Ng Shing Gung Temple, 1940
Ng Shing Gung Temple, 1940

Did you know that San Jose’s Japantown is one of only three remaining Japantown’s in the United States?  And San Jose’s Japantown is generally recognized as the most authentic in that it wasn’t largely torn down and rebuilt.  Many of the earliest buildings remain, with the oldest building on the northwest corner of North Sixth and Jackson Streets being part of the last Chinatown.  Our Japantown actually grew out of the last Chinatown.  Nicknamed by its Chinese residents, Heinlenville was located primarily on what is now a vacant area between North Sixth and North Seventh Streets, and Jackson and Taylor Streets.

Heinlenville had been built by a German immigrant named John Heinlen in the 1880s as a home for San Jose’s Chinese population who had been displaced from four previous Chinatowns.  Designed by architect Theodore Lenzen, Heinlen’s Chinatown was built on his own property using brick, and leased to the Chinese at low rates.  When Japanese laborers began populating the valley in the mid-1890s, many of them found lodging in Heinlenville.

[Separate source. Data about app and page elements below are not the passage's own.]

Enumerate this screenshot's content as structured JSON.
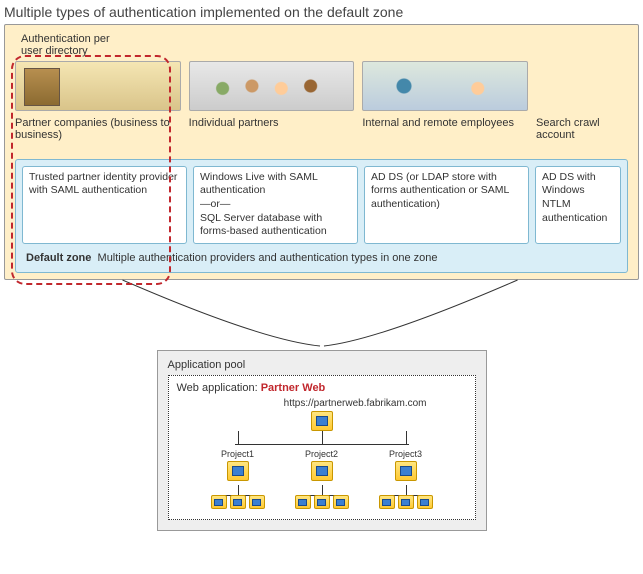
{
  "title": "Multiple types of authentication implemented on the default zone",
  "subTitle": "Authentication per user directory",
  "columns": {
    "partner": {
      "label": "Partner companies (business to business)",
      "auth": "Trusted partner identity provider with SAML authentication"
    },
    "individual": {
      "label": "Individual partners",
      "auth": "Windows Live with SAML authentication\n—or—\nSQL Server database with forms-based authentication"
    },
    "internal": {
      "label": "Internal and remote employees",
      "auth": "AD DS  (or LDAP store with forms authentication or SAML authentication)"
    },
    "search": {
      "label": "Search crawl account",
      "auth": "AD DS with Windows NTLM authentication"
    }
  },
  "zone": {
    "name": "Default zone",
    "desc": "Multiple authentication providers and authentication types in one zone"
  },
  "appPool": {
    "title": "Application pool",
    "webAppLabel": "Web application:",
    "webAppName": "Partner Web",
    "url": "https://partnerweb.fabrikam.com",
    "projects": [
      "Project1",
      "Project2",
      "Project3"
    ]
  },
  "chart_data": {
    "type": "table",
    "title": "Authentication per user directory mapped to a single default zone",
    "series": [
      {
        "name": "Partner companies (business to business)",
        "values": [
          "Trusted partner identity provider with SAML authentication"
        ]
      },
      {
        "name": "Individual partners",
        "values": [
          "Windows Live with SAML authentication",
          "SQL Server database with forms-based authentication"
        ]
      },
      {
        "name": "Internal and remote employees",
        "values": [
          "AD DS (or LDAP store with forms authentication or SAML authentication)"
        ]
      },
      {
        "name": "Search crawl account",
        "values": [
          "AD DS with Windows NTLM authentication"
        ]
      }
    ],
    "zone": "Default zone",
    "application": {
      "pool": "Application pool",
      "webApp": "Partner Web",
      "url": "https://partnerweb.fabrikam.com",
      "sites": [
        "Project1",
        "Project2",
        "Project3"
      ],
      "subsitesPerProject": 3
    }
  }
}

The first known Japanese businesses were located in a brick Chinese building that still stands, saved because it stands on the west side of North Sixth Street, across the street from where Heinlenville’s central location that was eventually torn down.  Two other Chinese structures also remain in Japantown, the old Ken Ying Low building at 625 North Sixth Street and the Hip Sing Tong building at 639 North Sixth Street.  These buildings also stand on the west side of the street.  Interestingly enough, next door to the Hip Sing Tong building is the Filipino Community Center.  Filipinos also began living and owning businesses in Japantown in the late 1920s, though at that time it was still referred to as Chinatown. 

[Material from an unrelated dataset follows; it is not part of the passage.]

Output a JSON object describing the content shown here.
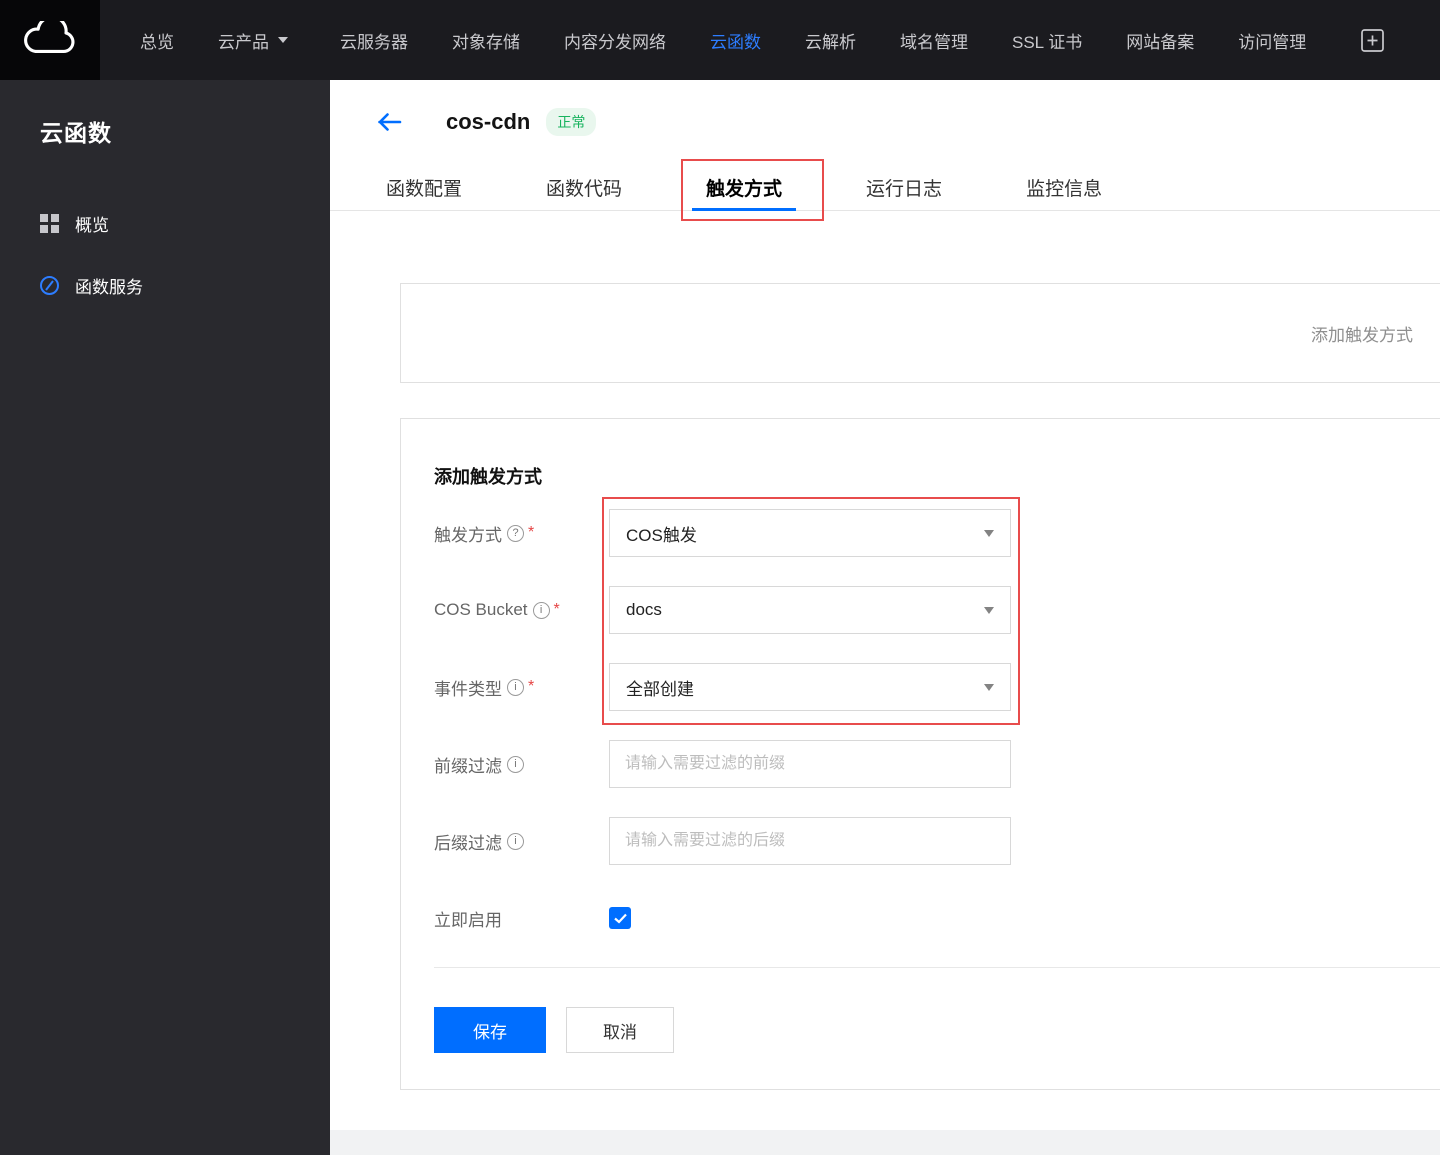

The Great Depression brought an end to Heinlenville.  John Heinlen had died in 1903, and the heirs could no longer afford to maintain the property.  The City of San Jose took the property over and in 1933 began demolishing the brick buildings and converting the site into a corporation yard. By 1960, the last of the structures were gone.  A number of years ago the corporation yard itself was demolished and now the property stands vacant, except for a small parking area near Jackson Street.  The Japantown that grew west from Heinlenville continued to thrive however, and after the Japanese returned to San Jose after World War II, the area became more commonly known as Japantown.

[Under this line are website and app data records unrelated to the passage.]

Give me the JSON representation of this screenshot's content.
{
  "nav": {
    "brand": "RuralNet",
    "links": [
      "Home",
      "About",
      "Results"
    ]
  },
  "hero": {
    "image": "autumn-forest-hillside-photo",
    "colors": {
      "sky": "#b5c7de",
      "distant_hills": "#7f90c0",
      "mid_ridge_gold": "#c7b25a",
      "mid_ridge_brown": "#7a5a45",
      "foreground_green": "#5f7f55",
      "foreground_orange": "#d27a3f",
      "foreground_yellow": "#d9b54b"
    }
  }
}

The California Room often has students and others researching San Jose’s Chinatowns and Japantown.  Some helpful resources in the room include Sanborn Maps, city directories, clipping files, and a number of books like Connie Young Yu’s Chinatown, San Jose, USA, Lukes and Okihiro’s Japanese Legacy, and Beginnings: Japanese Americans in San Jose. External resources include the Japanese American Museum of San Jose, and the pre-war Japanese American newspaper Nichi-Bei (aka Japanese American News), available at the C.V. Starr East Asian Library at UC Berkeley.